INPUT:
- - -

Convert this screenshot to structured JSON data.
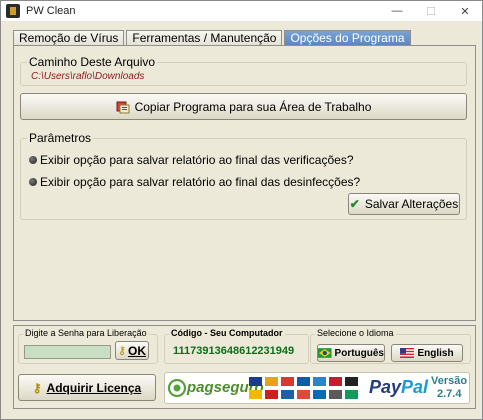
{
  "window": {
    "title": "PW Clean",
    "minimize": "—",
    "maximize": "☐",
    "close": "✕"
  },
  "tabs": [
    {
      "label": "Remoção de Vírus"
    },
    {
      "label": "Ferramentas / Manutenção"
    },
    {
      "label": "Opções do Programa",
      "active": true
    }
  ],
  "path_section": {
    "title": "Caminho Deste Arquivo",
    "path": "C:\\Users\\raflo\\Downloads"
  },
  "copy_button": {
    "label": "Copiar Programa para sua Área de Trabalho"
  },
  "params": {
    "title": "Parâmetros",
    "options": [
      "Exibir opção para salvar relatório ao final das verificações?",
      "Exibir opção para salvar relatório ao final das desinfecções?"
    ],
    "save_label": "Salvar Alterações"
  },
  "password": {
    "title": "Digite a Senha para Liberação",
    "value": "",
    "ok_label": "OK"
  },
  "computer_code": {
    "title": "Código - Seu Computador",
    "code": "11173913648612231949"
  },
  "language": {
    "title": "Selecione o Idioma",
    "portuguese": "Português",
    "english": "English"
  },
  "buy_button": {
    "label": "Adquirir Licença"
  },
  "payment": {
    "pagseguro": "pagseguro",
    "paypal_pay": "Pay",
    "paypal_pal": "Pal"
  },
  "version": {
    "label": "Versão",
    "number": "2.7.4"
  },
  "colors": {
    "accent_blue": "#5a85bd",
    "path_red": "#8b1a1a",
    "code_green": "#0b6e1c",
    "version_teal": "#2a7f8a"
  }
}
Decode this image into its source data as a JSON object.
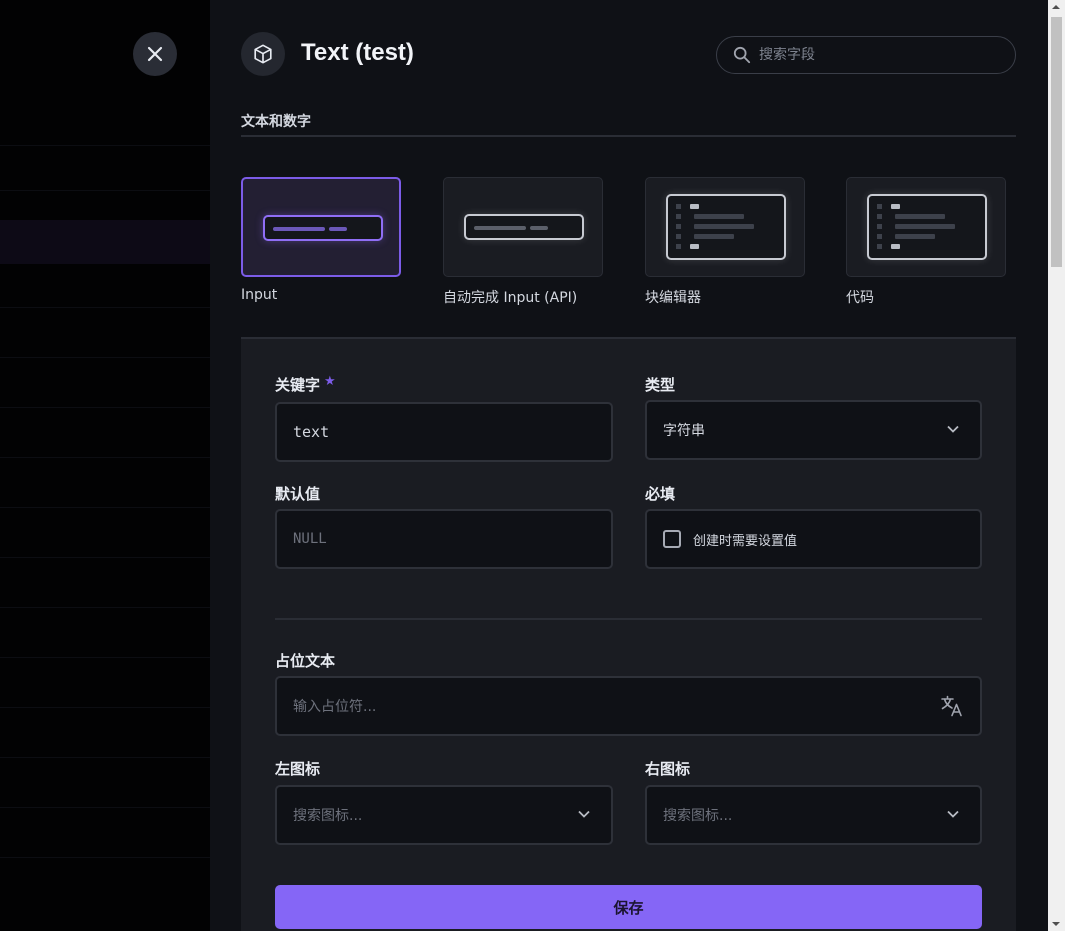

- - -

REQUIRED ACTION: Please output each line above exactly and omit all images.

ANSWER SECTION:
Convert this screenshot to structured JSON data.
{
  "window": {
    "title": "PW Clean",
    "minimize": "—",
    "maximize": "☐",
    "close": "✕"
  },
  "tabs": [
    {
      "label": "Remoção de Vírus"
    },
    {
      "label": "Ferramentas / Manutenção"
    },
    {
      "label": "Opções do Programa",
      "active": true
    }
  ],
  "path_section": {
    "title": "Caminho Deste Arquivo",
    "path": "C:\\Users\\raflo\\Downloads"
  },
  "copy_button": {
    "label": "Copiar Programa para sua Área de Trabalho"
  },
  "params": {
    "title": "Parâmetros",
    "options": [
      "Exibir opção para salvar relatório ao final das verificações?",
      "Exibir opção para salvar relatório ao final das desinfecções?"
    ],
    "save_label": "Salvar Alterações"
  },
  "password": {
    "title": "Digite a Senha para Liberação",
    "value": "",
    "ok_label": "OK"
  },
  "computer_code": {
    "title": "Código - Seu Computador",
    "code": "11173913648612231949"
  },
  "language": {
    "title": "Selecione o Idioma",
    "portuguese": "Português",
    "english": "English"
  },
  "buy_button": {
    "label": "Adquirir Licença"
  },
  "payment": {
    "pagseguro": "pagseguro",
    "paypal_pay": "Pay",
    "paypal_pal": "Pal"
  },
  "version": {
    "label": "Versão",
    "number": "2.7.4"
  },
  "colors": {
    "accent_blue": "#5a85bd",
    "path_red": "#8b1a1a",
    "code_green": "#0b6e1c",
    "version_teal": "#2a7f8a"
  }
}
Decode this image into its source data as a JSON object.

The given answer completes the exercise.